▶ Component data from apps and pages
»»

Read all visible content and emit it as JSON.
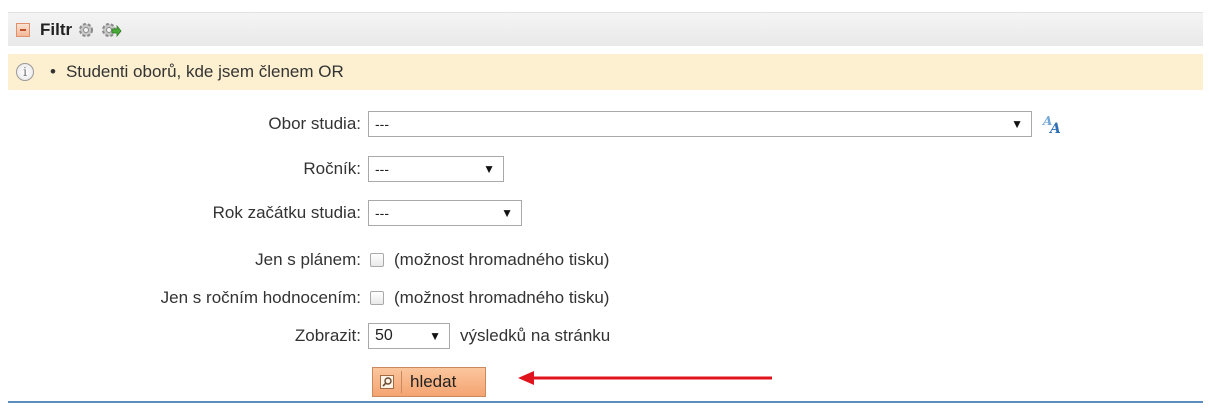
{
  "header": {
    "title": "Filtr"
  },
  "info": {
    "bullet": "•",
    "text": "Studenti oborů, kde jsem členem OR"
  },
  "form": {
    "obor": {
      "label": "Obor studia:",
      "value": "---"
    },
    "rocnik": {
      "label": "Ročník:",
      "value": "---"
    },
    "rok": {
      "label": "Rok začátku studia:",
      "value": "---"
    },
    "plan": {
      "label": "Jen s plánem:",
      "hint": "(možnost hromadného tisku)",
      "checked": false
    },
    "hodnoceni": {
      "label": "Jen s ročním hodnocením:",
      "hint": "(možnost hromadného tisku)",
      "checked": false
    },
    "zobrazit": {
      "label": "Zobrazit:",
      "value": "50",
      "suffix": "výsledků na stránku"
    },
    "search_button": "hledat"
  },
  "colors": {
    "info_bg": "#fdf0d0",
    "button_bg": "#f5a472",
    "arrow": "#e0141c",
    "accent_line": "#5b8dc0"
  },
  "icons": [
    "collapse-icon",
    "gear-icon",
    "gear-arrow-icon",
    "info-icon",
    "translate-icon",
    "magnifier-icon",
    "red-arrow-annotation"
  ]
}
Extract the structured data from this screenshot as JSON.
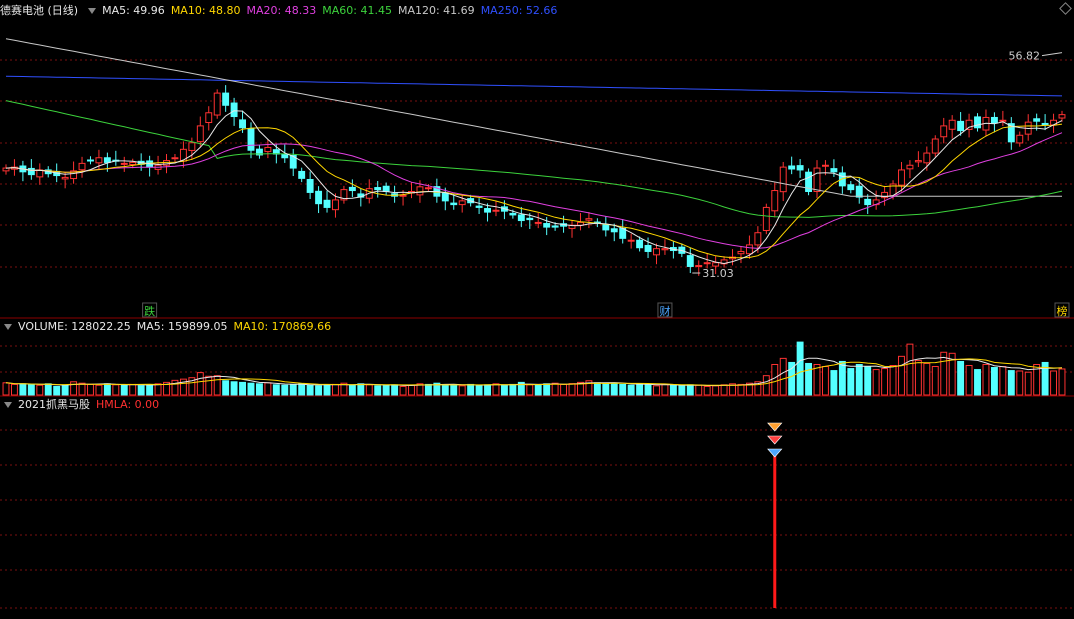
{
  "main": {
    "title": "德赛电池 (日线)",
    "ma_labels": [
      {
        "text": "MA5: 49.96",
        "color": "#e8e8e8"
      },
      {
        "text": "MA10: 48.80",
        "color": "#ffd700"
      },
      {
        "text": "MA20: 48.33",
        "color": "#e040e0"
      },
      {
        "text": "MA60: 41.45",
        "color": "#3cd23c"
      },
      {
        "text": "MA120: 41.69",
        "color": "#c8c8c8"
      },
      {
        "text": "MA250: 52.66",
        "color": "#3050ff"
      }
    ],
    "high_label": "56.82",
    "low_label": "31.03",
    "markers": [
      {
        "text": "跌",
        "color": "#3cd23c"
      },
      {
        "text": "财",
        "color": "#4da6ff"
      },
      {
        "text": "榜",
        "color": "#ffd700"
      }
    ]
  },
  "volume": {
    "labels": [
      {
        "text": "VOLUME: 128022.25",
        "color": "#e8e8e8"
      },
      {
        "text": "MA5: 159899.05",
        "color": "#e8e8e8"
      },
      {
        "text": "MA10: 170869.66",
        "color": "#ffd700"
      }
    ]
  },
  "indicator": {
    "labels": [
      {
        "text": "2021抓黑马股",
        "color": "#e8e8e8"
      },
      {
        "text": "HMLA: 0.00",
        "color": "#ff3030"
      }
    ]
  },
  "colors": {
    "up": "#ff3232",
    "down": "#54ffff",
    "grid": "#7a1010",
    "separator": "#8b0000"
  },
  "chart_data": {
    "type": "candlestick",
    "price_range": [
      28.8,
      60.6
    ],
    "ohlc_close": [
      44.8,
      44.9,
      44.4,
      44.1,
      44.6,
      44.2,
      44.0,
      43.8,
      44.5,
      45.3,
      45.6,
      45.9,
      45.4,
      45.6,
      45.3,
      45.4,
      45.2,
      44.9,
      45.1,
      45.6,
      45.9,
      46.8,
      47.5,
      49.3,
      50.7,
      52.8,
      51.5,
      50.3,
      49.1,
      46.7,
      46.2,
      47.0,
      46.3,
      45.9,
      44.8,
      43.7,
      42.2,
      41.0,
      40.6,
      41.4,
      42.5,
      42.4,
      41.7,
      42.6,
      42.5,
      42.3,
      41.8,
      41.9,
      42.3,
      42.8,
      42.7,
      41.8,
      41.3,
      40.9,
      41.3,
      41.1,
      40.6,
      40.1,
      40.3,
      40.2,
      39.8,
      39.2,
      39.3,
      39.0,
      38.5,
      38.5,
      38.6,
      38.7,
      39.0,
      39.4,
      38.9,
      38.2,
      38.0,
      37.3,
      37.1,
      36.3,
      35.9,
      36.2,
      36.2,
      36.0,
      35.7,
      34.3,
      34.4,
      34.7,
      34.7,
      35.0,
      35.3,
      35.9,
      36.6,
      37.9,
      40.6,
      42.4,
      44.9,
      44.7,
      44.6,
      42.3,
      44.8,
      45.1,
      44.4,
      42.9,
      42.5,
      41.7,
      40.9,
      41.4,
      42.2,
      43.1,
      44.6,
      45.1,
      45.6,
      46.4,
      47.9,
      49.3,
      49.9,
      48.8,
      49.9,
      49.1,
      50.2,
      49.6,
      49.9,
      47.6,
      48.3,
      49.7,
      49.8,
      49.4,
      49.9,
      50.5
    ],
    "ma_series": [
      {
        "name": "MA5",
        "last": 49.96
      },
      {
        "name": "MA10",
        "last": 48.8
      },
      {
        "name": "MA20",
        "last": 48.33
      },
      {
        "name": "MA60",
        "last": 41.45
      },
      {
        "name": "MA120",
        "last": 41.69
      },
      {
        "name": "MA250",
        "last": 52.66
      }
    ],
    "volume_range": [
      0,
      420000
    ],
    "volume": [
      60,
      52,
      55,
      50,
      48,
      55,
      42,
      48,
      65,
      58,
      52,
      48,
      55,
      50,
      48,
      52,
      46,
      50,
      55,
      62,
      72,
      78,
      85,
      110,
      92,
      95,
      70,
      65,
      62,
      58,
      55,
      60,
      50,
      48,
      52,
      55,
      48,
      45,
      50,
      52,
      58,
      48,
      55,
      50,
      45,
      48,
      50,
      42,
      48,
      55,
      52,
      58,
      48,
      50,
      45,
      52,
      48,
      50,
      55,
      48,
      52,
      62,
      50,
      48,
      55,
      58,
      52,
      56,
      62,
      70,
      60,
      55,
      58,
      52,
      48,
      55,
      50,
      45,
      52,
      48,
      45,
      50,
      48,
      42,
      45,
      50,
      55,
      52,
      58,
      65,
      95,
      150,
      180,
      160,
      260,
      155,
      150,
      140,
      120,
      165,
      130,
      150,
      140,
      125,
      130,
      145,
      190,
      250,
      170,
      155,
      140,
      210,
      205,
      165,
      145,
      125,
      150,
      135,
      140,
      120,
      118,
      112,
      150,
      160,
      118,
      128
    ],
    "hmla_signal_index": 91
  }
}
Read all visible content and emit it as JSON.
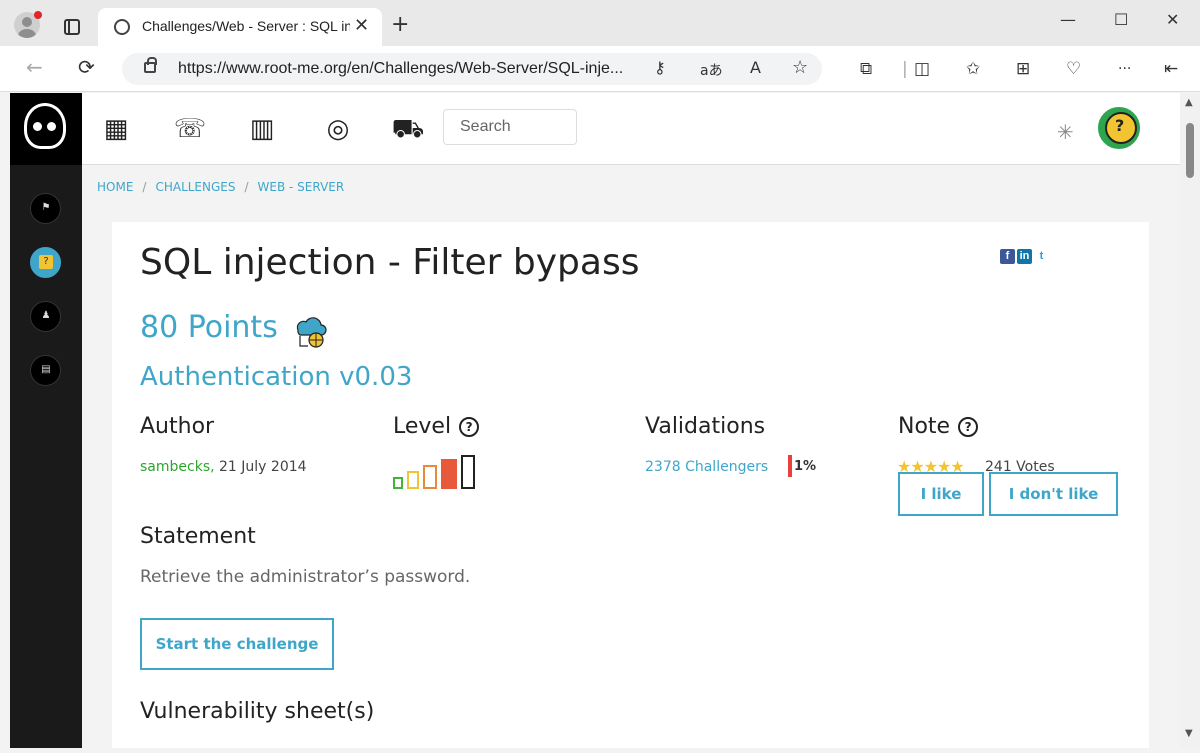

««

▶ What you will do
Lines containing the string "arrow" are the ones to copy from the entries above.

▶ Response
    "arrow": "#e0141c",
    "gear-arrow-icon",
    "red-arrow-annotation"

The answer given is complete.